Not everywhere in the world do sharks suffer such cruel disdain. Here in the Bahamas, for example, you can pay good money (you pay good money to do anything in the Bahamas) to swim with sharks while they are being fed.
Yes, our rampant abuse of sharks comfortably outweighs the danger we face. But is it really a good idea to go swimming with them? While they’re being fed? They are, after all, still sharks—swift, sharp-toothed creatures that carry a look of permanent prehistoric hunger when left well alone, and that would surely find themselves frenzied by water filled with bleeding fish.
This is not untrue. But there are enough of us on this balmy Bahamian afternoon with the necessary scuba certificates, stillness of nerve, and depth of pocket to give it a go.
The boat pokes out of the harbour and skips over whitecaps while the crew prepare tanks and rinse out snorkels. Halfway to the horizon, a tanker picks its way through the reefs, its holds filled with the combustibles that give the Bahamas its electricity, its cars their petrol, and this boat the fuel to propel itself the half dozen nautical miles of warm, shallow water to a place known as the Shark Arena.
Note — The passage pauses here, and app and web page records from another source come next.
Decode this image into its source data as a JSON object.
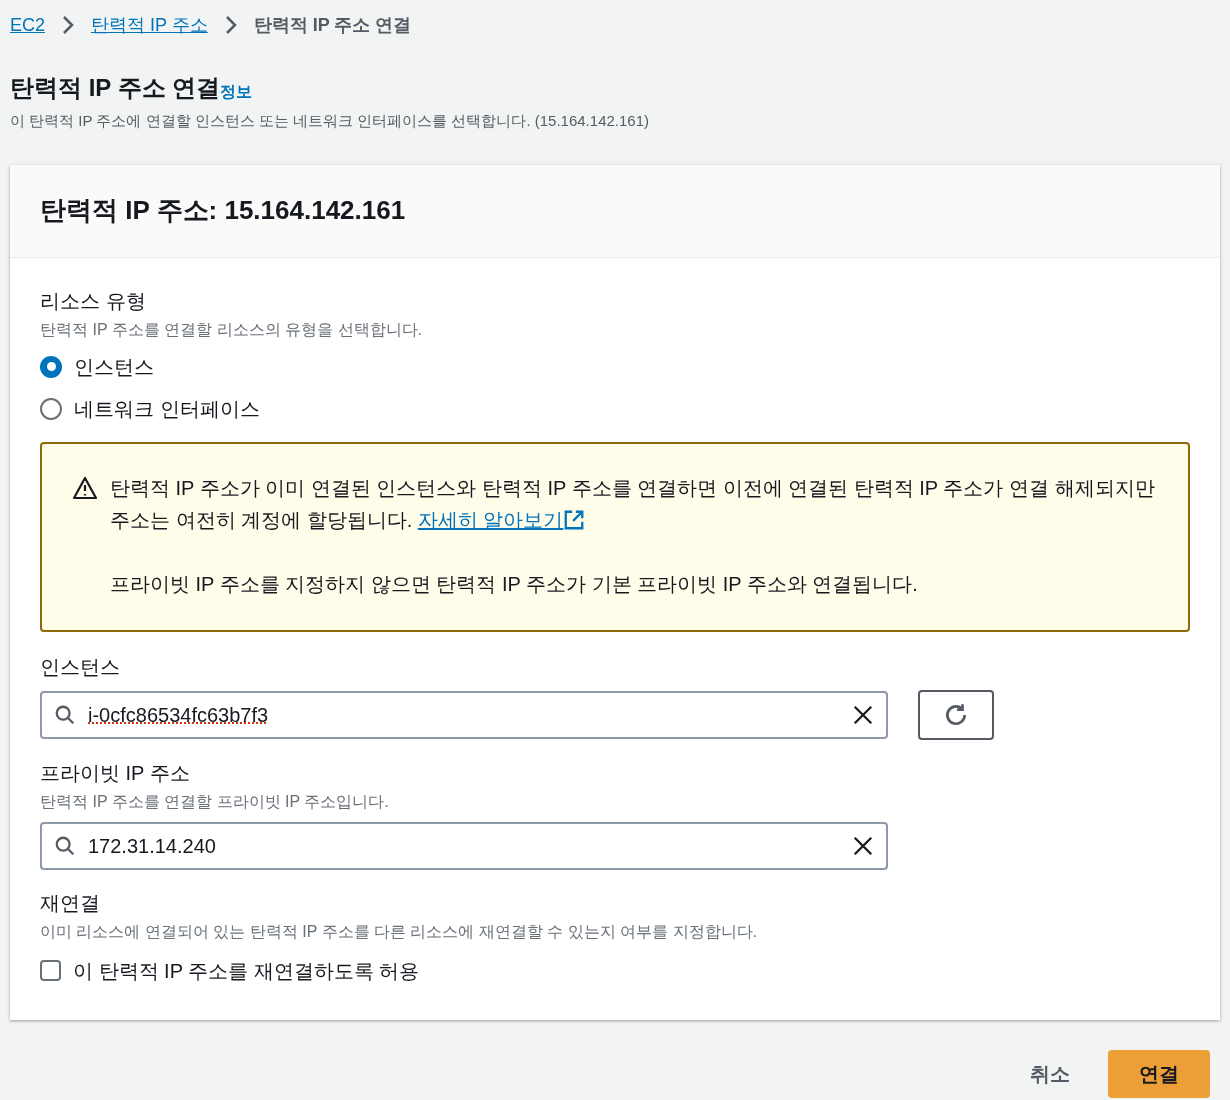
{
  "breadcrumb": [
    {
      "label": "EC2",
      "link": true
    },
    {
      "label": "탄력적 IP 주소",
      "link": true
    },
    {
      "label": "탄력적 IP 주소 연결",
      "link": false
    }
  ],
  "page": {
    "title": "탄력적 IP 주소 연결",
    "info": "정보",
    "description": "이 탄력적 IP 주소에 연결할 인스턴스 또는 네트워크 인터페이스를 선택합니다. (15.164.142.161)"
  },
  "card": {
    "title": "탄력적 IP 주소: 15.164.142.161",
    "resource_type": {
      "label": "리소스 유형",
      "description": "탄력적 IP 주소를 연결할 리소스의 유형을 선택합니다.",
      "options": [
        {
          "label": "인스턴스",
          "selected": true
        },
        {
          "label": "네트워크 인터페이스",
          "selected": false
        }
      ]
    },
    "warning": {
      "text": "탄력적 IP 주소가 이미 연결된 인스턴스와 탄력적 IP 주소를 연결하면 이전에 연결된 탄력적 IP 주소가 연결 해제되지만 주소는 여전히 계정에 할당됩니다.",
      "link": "자세히 알아보기",
      "note": "프라이빗 IP 주소를 지정하지 않으면 탄력적 IP 주소가 기본 프라이빗 IP 주소와 연결됩니다."
    },
    "instance": {
      "label": "인스턴스",
      "value": "i-0cfc86534fc63b7f3"
    },
    "private_ip": {
      "label": "프라이빗 IP 주소",
      "description": "탄력적 IP 주소를 연결할 프라이빗 IP 주소입니다.",
      "value": "172.31.14.240"
    },
    "reassociate": {
      "label": "재연결",
      "description": "이미 리소스에 연결되어 있는 탄력적 IP 주소를 다른 리소스에 재연결할 수 있는지 여부를 지정합니다.",
      "checkbox": "이 탄력적 IP 주소를 재연결하도록 허용",
      "checked": false
    }
  },
  "buttons": {
    "cancel": "취소",
    "submit": "연결"
  }
}
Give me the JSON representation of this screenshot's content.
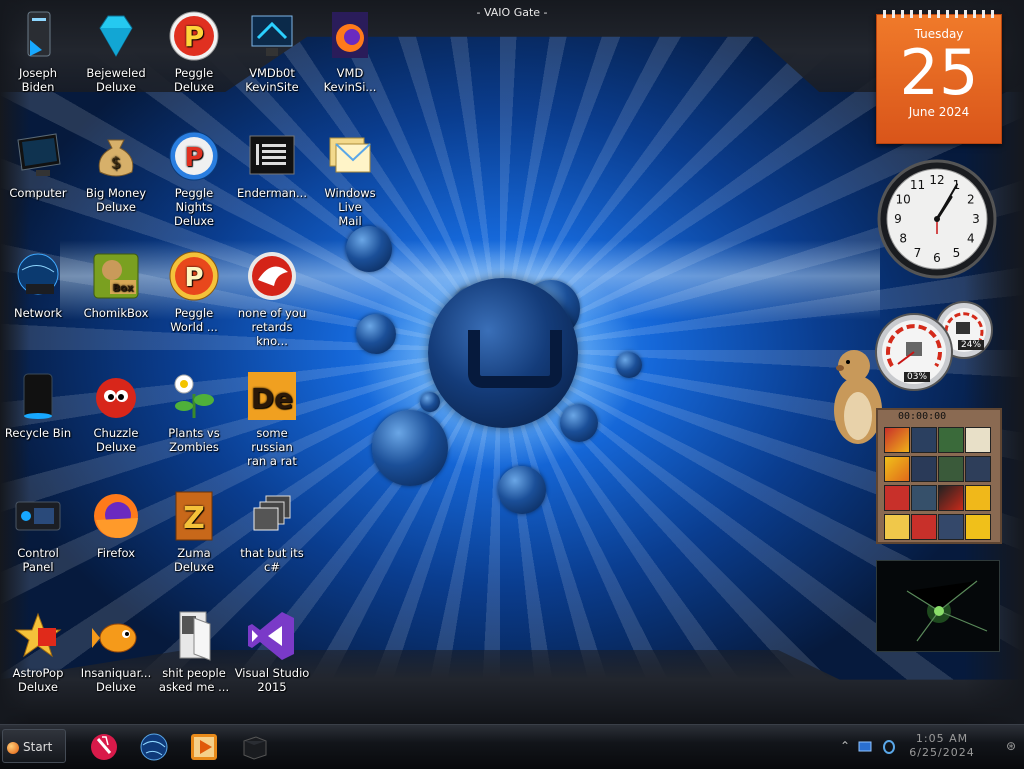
{
  "window": {
    "title": "- VAIO Gate -"
  },
  "desktop_icons": [
    {
      "label": "Joseph\nBiden",
      "icon": "pc-tower-icon"
    },
    {
      "label": "Bejeweled\nDeluxe",
      "icon": "diamond-gem-icon"
    },
    {
      "label": "Peggle\nDeluxe",
      "icon": "peggle-p-icon"
    },
    {
      "label": "VMDb0t\nKevinSite",
      "icon": "vm-monitor-icon"
    },
    {
      "label": "VMD\nKevinSi...",
      "icon": "firefox-icon"
    },
    {
      "label": "Computer",
      "icon": "monitor-icon"
    },
    {
      "label": "Big Money\nDeluxe",
      "icon": "money-bag-icon"
    },
    {
      "label": "Peggle\nNights Deluxe",
      "icon": "peggle-nights-icon"
    },
    {
      "label": "Enderman...",
      "icon": "terminal-icon"
    },
    {
      "label": "Windows Live\nMail",
      "icon": "envelope-icon"
    },
    {
      "label": "Network",
      "icon": "network-globe-icon"
    },
    {
      "label": "ChomikBox",
      "icon": "hamster-box-icon"
    },
    {
      "label": "Peggle\nWorld ...",
      "icon": "peggle-world-icon"
    },
    {
      "label": "none of you\nretards kno...",
      "icon": "red-creature-icon"
    },
    {
      "label": "Recycle Bin",
      "icon": "recycle-bin-icon"
    },
    {
      "label": "Chuzzle\nDeluxe",
      "icon": "chuzzle-icon"
    },
    {
      "label": "Plants vs\nZombies",
      "icon": "flower-icon"
    },
    {
      "label": "some russian\nran a rat",
      "icon": "de-logo-icon"
    },
    {
      "label": "Control Panel",
      "icon": "control-panel-icon"
    },
    {
      "label": "Firefox",
      "icon": "firefox-icon"
    },
    {
      "label": "Zuma Deluxe",
      "icon": "zuma-icon"
    },
    {
      "label": "that but its\nc#",
      "icon": "stacked-windows-icon"
    },
    {
      "label": "AstroPop\nDeluxe",
      "icon": "astropop-icon"
    },
    {
      "label": "Insaniquar...\nDeluxe",
      "icon": "goldfish-icon"
    },
    {
      "label": "shit people\nasked me ...",
      "icon": "folder-icon"
    },
    {
      "label": "Visual Studio\n2015",
      "icon": "visual-studio-icon"
    }
  ],
  "calendar": {
    "weekday": "Tuesday",
    "day": "25",
    "month_year": "June 2024"
  },
  "clock_gadget": {
    "numerals": [
      "12",
      "1",
      "2",
      "3",
      "4",
      "5",
      "6",
      "7",
      "8",
      "9",
      "10",
      "11"
    ],
    "hour": 1,
    "minute": 5
  },
  "cpu_meter": {
    "cpu_label": "03%",
    "ram_label": "24%"
  },
  "puzzle_gadget": {
    "timer": "00:00:00"
  },
  "taskbar": {
    "start_label": "Start",
    "pinned": [
      "pen-paint-icon",
      "globe-icon",
      "media-player-icon",
      "cube-icon"
    ],
    "tray": [
      "chevron-up-icon",
      "monitor-tray-icon",
      "shield-tray-icon"
    ],
    "time": "1:05 AM",
    "date": "6/25/2024"
  },
  "colors": {
    "accent": "#e8631c",
    "wallpaper": "#1567d8",
    "frame": "#1a1d23"
  }
}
Thirteen metres under the water, we sit at our stones, fold our arms, and wait. The feeder, clad in chainmail, enters from above and starts dispensing fish bits from a metal box, like a Pied Piper of the deep, a yearning trail of sharks in his blood-stained wake. Soon, the meal is in full swing.
The sharks, predominantly Caribbean reefs and a few lemons and nurses, swarm and weave in a blitz of quick teeth, fins, and steely eyes. They’re very large and very fast, darting in and out of the circle, glancing occasionally off my mask or wetsuit, inspiring precisely the sort of pupil-expanding, bowel-relaxing, tack-sharp awareness of the fragility of my own single and temporary existence that you might imagine.
It is in this moment of healthy existential arousal that I recall reading that no one has ever died during a shark-feeding dive in the waters around Nassau. At the time, I had not inferred that this probably meant at least one person has been bitten.
When the food is gone, the sharks begin to disperse. A few still make investigative, nuzzling approaches at the fish box, each gentle plea deflected by a tender downward thrust of the feeder’s palm to the snout.
We leave the water in soggy awe, with dripping fins and big grins, and make our way back to the harbour. The tanker we saw earlier is now docked, dispensing its fuel, its hull looming even larger in an early evening mirage.
There is no longer any corner of the world unaffected by the movement of human goods, fuel, and money, but the global economy can sometimes be played to the planet’s advantage. Organizations such as the World Land Trust purchase millions of acres of forest and wilderness to protect them from development. Programs like 1% for the Planet divert companies’ cash back toward environmental protection. Trophy-hunting tenures in British Columbia’s Great Bear Rainforest are bought up by wolf and bear conservationists. And tiger tours in India bring revenue to local communities and a powerful motivation to preserve habitats.
An argument for the feeding of sharks as entertainment might be hard to make, but it is plainly better than slaughtering them for their appendages in an effort to impress other people at dinner. Shark tourism in the Bahamas brings in a lot of money—and a little bit of hope for the future of sharks.